Drug Could Be An Inexpensive Life Saver For Millions Of African Children With Sickle-Cell Disease
There is currently no treatment for sickle-cell disease in Africa. While more research needs to be done on hydroxyurea, a drug invented to fight blood cancers, early tests show the inexpensive, easy-to-give pill is safe. In other international health news, researchers say progress is slowing on eradicating polio.
The New York Times:
‘From Nothing To Gangbusters’: A Treatment For Sickle-Cell Disease Proves Effective In Africa
A drug that protects children in wealthy countries against painful and sometimes lethal bouts of sickle-cell disease has been proven safe for use in Africa, where the condition is far more common, scientists reported on Saturday. More research remains to be done, experts said, but knowing that hydroxyurea — a cheap, effective and easy-to-take pill — can safely be given to African children may save millions of youngsters from agonizing pain and early deaths. (McNeil, 12/1)
Polio Cases No Longer Declining; WHO Fears Future Resurgence
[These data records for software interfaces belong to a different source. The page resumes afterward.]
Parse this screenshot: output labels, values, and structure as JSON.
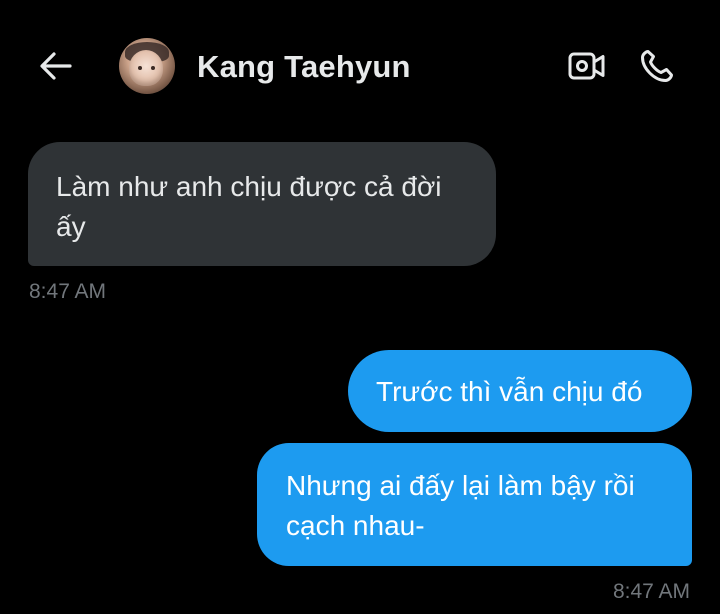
{
  "header": {
    "back_icon": "arrow-left-icon",
    "contact_name": "Kang Taehyun",
    "video_icon": "video-camera-icon",
    "call_icon": "phone-icon"
  },
  "messages": [
    {
      "direction": "incoming",
      "text": "Làm như anh chịu được cả đời ấy",
      "time": "8:47 AM"
    },
    {
      "direction": "outgoing",
      "text": "Trước thì vẫn chịu đó"
    },
    {
      "direction": "outgoing",
      "text": "Nhưng ai đấy lại làm bậy rồi cạch nhau-",
      "time": "8:47 AM"
    }
  ],
  "colors": {
    "background": "#000000",
    "incoming_bubble": "#2f3336",
    "outgoing_bubble": "#1d9bf0",
    "primary_text": "#e7e9ea",
    "secondary_text": "#71767b"
  }
}
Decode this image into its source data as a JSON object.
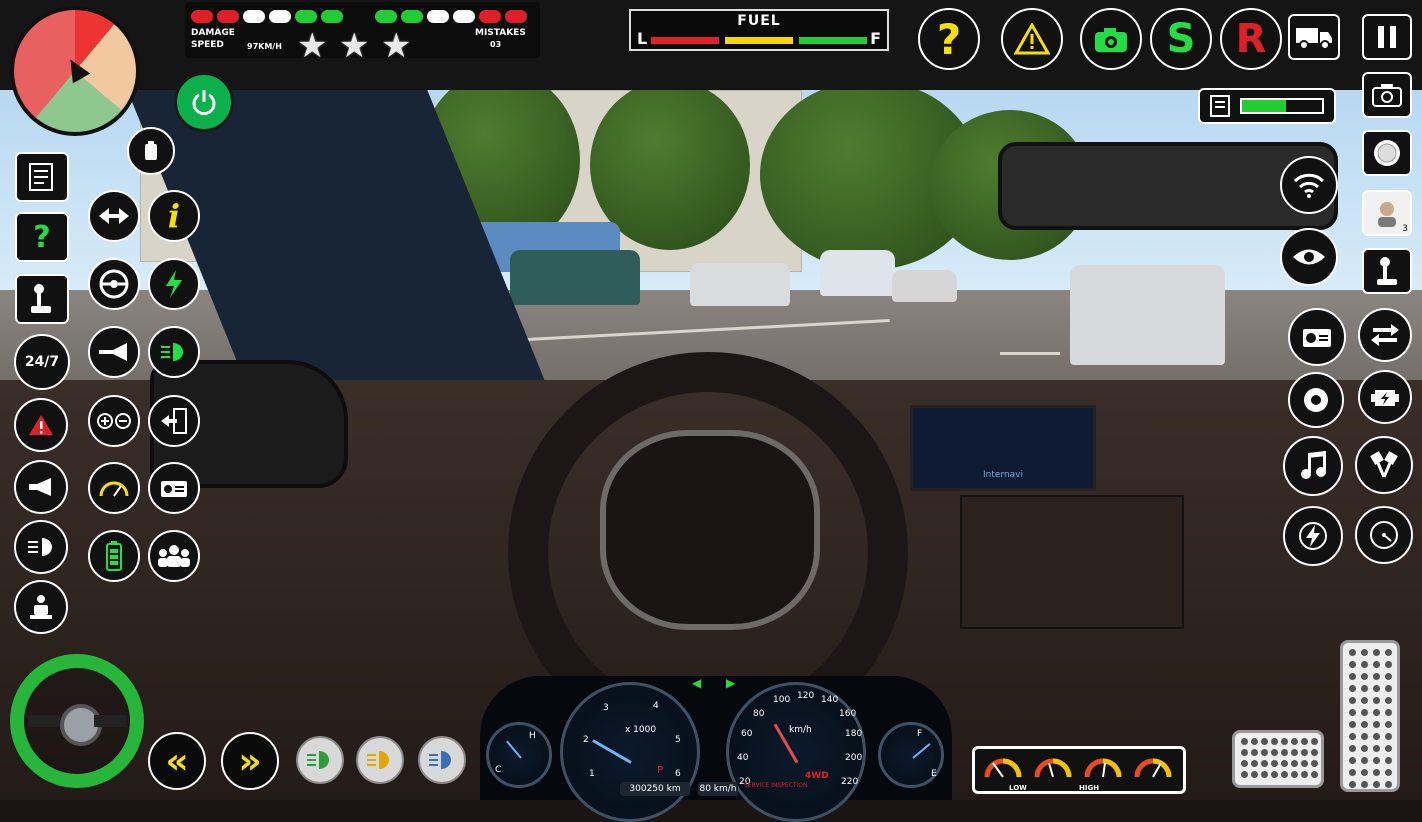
{
  "hud": {
    "damage_label": "DAMAGE",
    "speed_label": "SPEED",
    "speed_value": "97KM/H",
    "mistakes_label": "MISTAKES",
    "mistakes_value": "03",
    "stars": 3,
    "fuel_label": "FUEL",
    "fuel_low": "L",
    "fuel_full": "F",
    "help_symbol": "?",
    "s_label": "S",
    "r_label": "R",
    "camera_badge": "3",
    "clock_label": "24/7"
  },
  "damage_lights": [
    "#e01f26",
    "#e01f26",
    "#ffffff",
    "#ffffff",
    "#22cc33",
    "#22cc33"
  ],
  "mistake_lights": [
    "#22cc33",
    "#22cc33",
    "#ffffff",
    "#ffffff",
    "#e01f26",
    "#e01f26"
  ],
  "icons": {
    "top_right": [
      "help-icon",
      "warning-icon",
      "camera-icon",
      "start-icon",
      "reverse-icon",
      "truck-icon",
      "pause-icon"
    ],
    "left_column": [
      "notes-icon",
      "question-icon",
      "gear-shift-icon",
      "clock-24-7-icon",
      "hazard-icon",
      "horn-icon",
      "headlight-icon",
      "seat-belt-icon"
    ],
    "left_grid": [
      "indicator-icon",
      "info-icon",
      "steering-icon",
      "lightning-icon",
      "horn-icon",
      "high-beam-icon",
      "zoom-icon",
      "exit-door-icon",
      "speedometer-icon",
      "radio-icon",
      "battery-icon",
      "passengers-icon"
    ],
    "right_column": [
      "camera-icon",
      "settings-icon",
      "driver-icon",
      "gear-shift-icon",
      "wifi-icon",
      "eye-icon",
      "radio-icon",
      "transfer-icon",
      "turbo-icon",
      "engine-icon",
      "music-icon",
      "piston-icon",
      "boost-icon",
      "gauge-icon"
    ]
  },
  "dashboard": {
    "rpm_scale": "x 1000",
    "speed_unit": "km/h",
    "drive_mode": "4WD",
    "odometer": "300250",
    "odometer_unit": "km",
    "cruise_speed": "80",
    "cruise_unit": "km/h",
    "service_label": "SERVICE INSPECTION",
    "rpm_ticks": [
      "1",
      "2",
      "3",
      "4",
      "5",
      "6"
    ],
    "speed_ticks": [
      "20",
      "40",
      "60",
      "80",
      "100",
      "120",
      "140",
      "160",
      "180",
      "200",
      "220"
    ],
    "temp_labels": [
      "H",
      "C"
    ],
    "fuel_labels": [
      "F",
      "E"
    ],
    "gear_label": "P",
    "brand_screen": "Internavi"
  },
  "gear_panel": {
    "low_label": "LOW",
    "high_label": "HIGH"
  },
  "fuel_level": 0.82,
  "battery_level": 0.55
}
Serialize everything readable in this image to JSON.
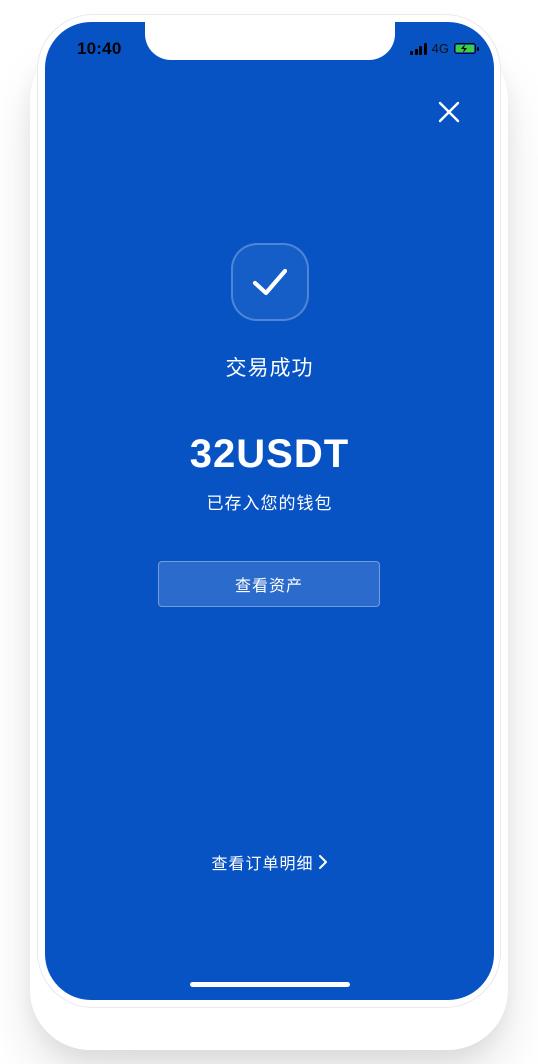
{
  "status_bar": {
    "time": "10:40",
    "network": "4G"
  },
  "result": {
    "title": "交易成功",
    "amount": "32USDT",
    "subtitle": "已存入您的钱包"
  },
  "actions": {
    "view_assets_label": "查看资产",
    "view_order_label": "查看订单明细"
  },
  "icons": {
    "close": "close-icon",
    "success": "checkmark-icon",
    "chevron": "chevron-right-icon",
    "signal": "cellular-signal-icon",
    "battery": "battery-charging-icon"
  },
  "colors": {
    "background": "#0753c4",
    "text": "#ffffff",
    "battery_fill": "#3ccf3f"
  }
}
Progress has stalled in ridding the world of polio. An emergency committee of the World Health Organization unanimously agreed Friday to continue to designate the paralyzing disease a "Public Health Emergency of International Concern." WHO originally designated polio in this way in 2014, deeming it a health threat serious enough to endanger communities worldwide. This year, WHO has recorded 27 cases of wild poliovirus worldwide, compared with 22 total cases last year. Though the small number of cases may appear insignificant, the committee said the trend is noteworthy because it shows stagnation. (Scutti, 11/30)